• [Task objective]: Copy each entry below exactly. No images.

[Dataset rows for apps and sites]
========
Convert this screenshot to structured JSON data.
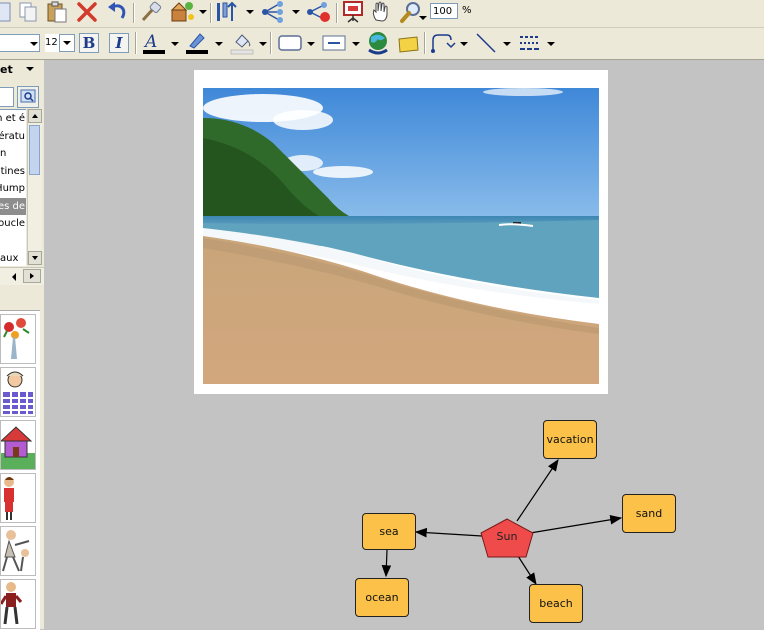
{
  "toolbar": {
    "zoom_value": "100",
    "zoom_unit": "%",
    "font_size": "12",
    "bold_label": "B",
    "italic_label": "I",
    "font_color": "#000000",
    "highlight_color": "#000000"
  },
  "sidebar": {
    "title": "et",
    "items": [
      "n et é",
      "ératu",
      "n",
      "otines",
      "Hump",
      "es de",
      "Boucle",
      "",
      "aux"
    ],
    "selected_index": 5
  },
  "mindmap": {
    "center": "Sun",
    "nodes": {
      "vacation": "vacation",
      "sand": "sand",
      "beach": "beach",
      "sea": "sea",
      "ocean": "ocean"
    },
    "node_color": "#fbc148",
    "center_color": "#f04b4b"
  }
}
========
• [Response area]:
Convert this screenshot to structured JSON data.
{
  "toolbar": {
    "zoom_value": "100",
    "zoom_unit": "%",
    "font_size": "12",
    "bold_label": "B",
    "italic_label": "I",
    "font_color": "#000000",
    "highlight_color": "#000000"
  },
  "sidebar": {
    "title": "et",
    "items": [
      "n et é",
      "ératu",
      "n",
      "otines",
      "Hump",
      "es de",
      "Boucle",
      "",
      "aux"
    ],
    "selected_index": 5
  },
  "mindmap": {
    "center": "Sun",
    "nodes": {
      "vacation": "vacation",
      "sand": "sand",
      "beach": "beach",
      "sea": "sea",
      "ocean": "ocean"
    },
    "node_color": "#fbc148",
    "center_color": "#f04b4b"
  }
}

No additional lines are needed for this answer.